(1.) From all commiffion of fin, Rev. xxi. 27. In the carthly paradife fin was found, there Adam broke the whole law; but into the heavenly paradife no fia can enter. Not a vain thought fhall ever go through a believer's heart more; there fhall be no more temptation to fin, nor the leaft inclination to it.
(2.) From the very inbeing of fin. The body of death fhall go out with the death of the body, and then shall the defire be answered, Who shall deliver me from the body of this death? Sin's reigning power is broken in fanctification; yet it fill abides as a trouble. fome gueft; but at death it is plucked up by the roots. It is like the houfe under the law infected with the leprofy, for the removal of which the ftones were carried away into an unclean place.
(3.) From a poffibility of finning, Rev. iii. 12. Him that overcometh will I make a pillar in the temple of my God, and he fhall go no more out. The firft man in paradife, yea the angels in heaven till they were confirmed, were but as reeds liable to be shaken with the wind of temptations, as the doleful event made appear. But by death putting an end to the believer's probationary life, he becomes a pillar in the temple of God, which can never more be moved.
2. In the arrival of their holinefs at the highest pitch they are capable of, Eph. iv. 13. Now every fincere foul has a perfection of holiness in refpect of the parts thereof; they are like little children who have all the parts of a man, but none of them grown to their utmoft pitch. But then they will have a perfection of degrees, anfwering to the holy law in all

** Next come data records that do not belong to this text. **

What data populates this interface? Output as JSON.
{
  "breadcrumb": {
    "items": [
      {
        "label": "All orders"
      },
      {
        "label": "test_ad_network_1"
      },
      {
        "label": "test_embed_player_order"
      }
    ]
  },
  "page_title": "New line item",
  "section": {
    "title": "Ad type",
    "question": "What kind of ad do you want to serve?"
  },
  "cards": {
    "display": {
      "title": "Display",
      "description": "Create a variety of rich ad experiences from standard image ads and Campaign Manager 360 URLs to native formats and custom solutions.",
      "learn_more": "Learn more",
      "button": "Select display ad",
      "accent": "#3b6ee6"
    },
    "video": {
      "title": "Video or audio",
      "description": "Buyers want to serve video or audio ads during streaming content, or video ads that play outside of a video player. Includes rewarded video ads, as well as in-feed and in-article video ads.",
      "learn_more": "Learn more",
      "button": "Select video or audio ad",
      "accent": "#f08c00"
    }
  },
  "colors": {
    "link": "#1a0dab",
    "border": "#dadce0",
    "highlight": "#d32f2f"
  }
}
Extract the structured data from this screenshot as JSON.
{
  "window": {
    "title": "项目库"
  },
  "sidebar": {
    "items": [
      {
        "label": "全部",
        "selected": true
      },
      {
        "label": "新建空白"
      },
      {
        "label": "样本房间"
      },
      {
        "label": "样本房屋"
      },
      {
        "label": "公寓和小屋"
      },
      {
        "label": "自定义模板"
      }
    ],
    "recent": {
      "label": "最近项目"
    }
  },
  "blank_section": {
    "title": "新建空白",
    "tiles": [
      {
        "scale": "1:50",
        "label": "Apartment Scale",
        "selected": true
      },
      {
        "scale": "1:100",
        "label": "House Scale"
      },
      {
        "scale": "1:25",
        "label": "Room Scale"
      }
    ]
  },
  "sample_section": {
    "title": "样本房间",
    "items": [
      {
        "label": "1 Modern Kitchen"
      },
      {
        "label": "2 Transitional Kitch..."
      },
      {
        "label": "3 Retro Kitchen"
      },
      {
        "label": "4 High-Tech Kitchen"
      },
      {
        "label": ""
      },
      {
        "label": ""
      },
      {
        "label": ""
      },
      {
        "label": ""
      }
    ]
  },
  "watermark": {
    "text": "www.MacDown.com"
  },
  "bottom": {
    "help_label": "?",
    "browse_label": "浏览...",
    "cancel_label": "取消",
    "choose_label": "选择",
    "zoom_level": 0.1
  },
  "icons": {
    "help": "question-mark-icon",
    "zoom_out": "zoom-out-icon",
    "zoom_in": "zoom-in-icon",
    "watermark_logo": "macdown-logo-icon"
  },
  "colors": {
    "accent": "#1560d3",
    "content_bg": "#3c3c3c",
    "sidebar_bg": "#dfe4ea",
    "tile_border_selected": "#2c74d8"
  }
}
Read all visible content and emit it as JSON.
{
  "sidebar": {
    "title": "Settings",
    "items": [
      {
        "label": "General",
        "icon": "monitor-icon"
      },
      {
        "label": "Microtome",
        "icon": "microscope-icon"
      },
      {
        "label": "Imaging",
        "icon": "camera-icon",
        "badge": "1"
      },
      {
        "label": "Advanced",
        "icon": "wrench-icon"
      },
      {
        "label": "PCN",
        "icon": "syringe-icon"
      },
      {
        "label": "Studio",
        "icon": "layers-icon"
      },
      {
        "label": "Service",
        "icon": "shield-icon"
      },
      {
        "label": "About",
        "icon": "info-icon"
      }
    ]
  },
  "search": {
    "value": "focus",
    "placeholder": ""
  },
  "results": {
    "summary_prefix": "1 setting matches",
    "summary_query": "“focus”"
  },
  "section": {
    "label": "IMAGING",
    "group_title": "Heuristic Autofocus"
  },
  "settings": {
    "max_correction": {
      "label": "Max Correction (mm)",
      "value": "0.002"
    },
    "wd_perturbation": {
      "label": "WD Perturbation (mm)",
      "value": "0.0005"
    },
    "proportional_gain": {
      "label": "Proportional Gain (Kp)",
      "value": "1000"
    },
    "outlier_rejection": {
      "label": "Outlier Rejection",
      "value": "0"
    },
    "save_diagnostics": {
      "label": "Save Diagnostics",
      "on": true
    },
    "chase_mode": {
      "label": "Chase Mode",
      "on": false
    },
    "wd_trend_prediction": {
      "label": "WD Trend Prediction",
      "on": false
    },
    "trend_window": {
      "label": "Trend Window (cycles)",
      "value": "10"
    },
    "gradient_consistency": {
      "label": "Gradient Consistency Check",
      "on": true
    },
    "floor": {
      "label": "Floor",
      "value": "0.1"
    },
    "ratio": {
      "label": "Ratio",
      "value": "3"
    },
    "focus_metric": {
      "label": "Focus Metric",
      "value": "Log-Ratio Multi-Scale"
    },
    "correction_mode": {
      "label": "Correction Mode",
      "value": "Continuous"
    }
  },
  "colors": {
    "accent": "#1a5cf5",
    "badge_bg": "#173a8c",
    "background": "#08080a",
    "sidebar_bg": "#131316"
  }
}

points, like men who are come to their full growth. Sincerity fhall then be turned to legal perfection.
(1.) Their understandings fhall be perfectly illuminated, 1 Cor. xiii. 12. For now we fee through a glass darkly; but then face to face: now I know in part; but then shall I know even as also I am known. There shall then be no more complaints of weakness of knowledge in them who in their life were the weakest of all faints. There fhall not be the leaft remains of darkness there, but a full funshine shall be in them.
(2.) Their wills fhall be perfectly upright, fo that they fhall will nothing but what is good, and that without the leaft bias to the other fide, Rev. xxi. 27. A perfect conformity fhall then be betwixt God's will and theirs, without the leaft poffible jarring, 1 John
(3.) The executive faculty fhall then perfectly an fwer their will, readily and with all imaginable cafe and delight, Matth. vi. 10. Now the believer is often in the dark, he knows not what to do. Sometimes when he knows his duty, he has no will to it; there is a great averfion and backwardness that he has to ftrive with. Oftimes when he would fain do it, he cannot, Matth. xxvi. 41. The Spirit indeed is willing, but the flesh is weak. But then there fhall be no more fuch impotency; he will be able to do whatever he will, and will nothing but what is good.
Secondly, Immediate entering into glory. As Pharaoh's jailor opening the prifon-door to the butler, let him out into the court; fo death letting the foul out of the body, it goes to glory. Chrift faid to the thief on the cross, This day Jhalt thou be with me in paradife, Luke xxiii. 43. So death is to them the beginning of an immortal life; a ftrait entry by which they go out into the heavenly paradife; the fhip by which they are transported into Immanuel's land. Here confider,
1. The glory they enter into. They pafs after death into,